In previous lessons, you have seen examples of how your workbook can interact with its users to make decisions by employing such methods as InputBoxes and Message Boxes. Although these interactive tools are very useful for the situations they are meant to serve, they have limited usefulness in more complex applications.
Some of your projects will require a more versatile approach to asking for and gathering many kinds of information from the users, all within a dedicated interface that's convenient and easy to use. Perhaps you have seen attempts to accomplish this on a neatly arranged worksheet where certain cells are color-shaded or unprotected for data input, maybe with drop-down lists and embedded check boxes or option buttons. A UserForm in VBA is a more efficient method for collecting and recording such information.

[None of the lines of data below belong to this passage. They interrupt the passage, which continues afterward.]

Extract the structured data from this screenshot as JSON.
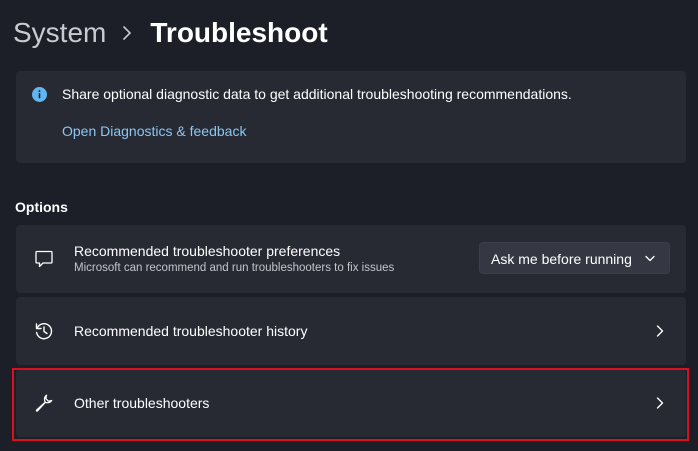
{
  "breadcrumb": {
    "parent": "System",
    "current": "Troubleshoot"
  },
  "info_card": {
    "icon": "info-icon",
    "text": "Share optional diagnostic data to get additional troubleshooting recommendations.",
    "link": "Open Diagnostics & feedback"
  },
  "options": {
    "heading": "Options",
    "items": [
      {
        "icon": "chat-bubble-icon",
        "title": "Recommended troubleshooter preferences",
        "subtitle": "Microsoft can recommend and run troubleshooters to fix issues",
        "dropdown_value": "Ask me before running"
      },
      {
        "icon": "history-icon",
        "title": "Recommended troubleshooter history"
      },
      {
        "icon": "wrench-icon",
        "title": "Other troubleshooters"
      }
    ]
  },
  "colors": {
    "background": "#1c1f28",
    "card": "#272a33",
    "link": "#8cc6f2",
    "info_icon": "#60b6f0",
    "highlight": "#d9101d"
  }
}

A UserForm is essentially a custom-built dialog box, but that description does not do justice to the immense complexity and diversity with which UserForms can be built and be made to function. A UserForm is created in the Visual Basic Editor, with controls and associated VBA code, usually meant for the end user to be advised of some information or to enter data, generate reports, or perform some action.
Think of UserForms as electronic versions of the different forms you fill out on your computer, such as when you make an online purchase, or with paper and pen in a business office. Some information on most forms ...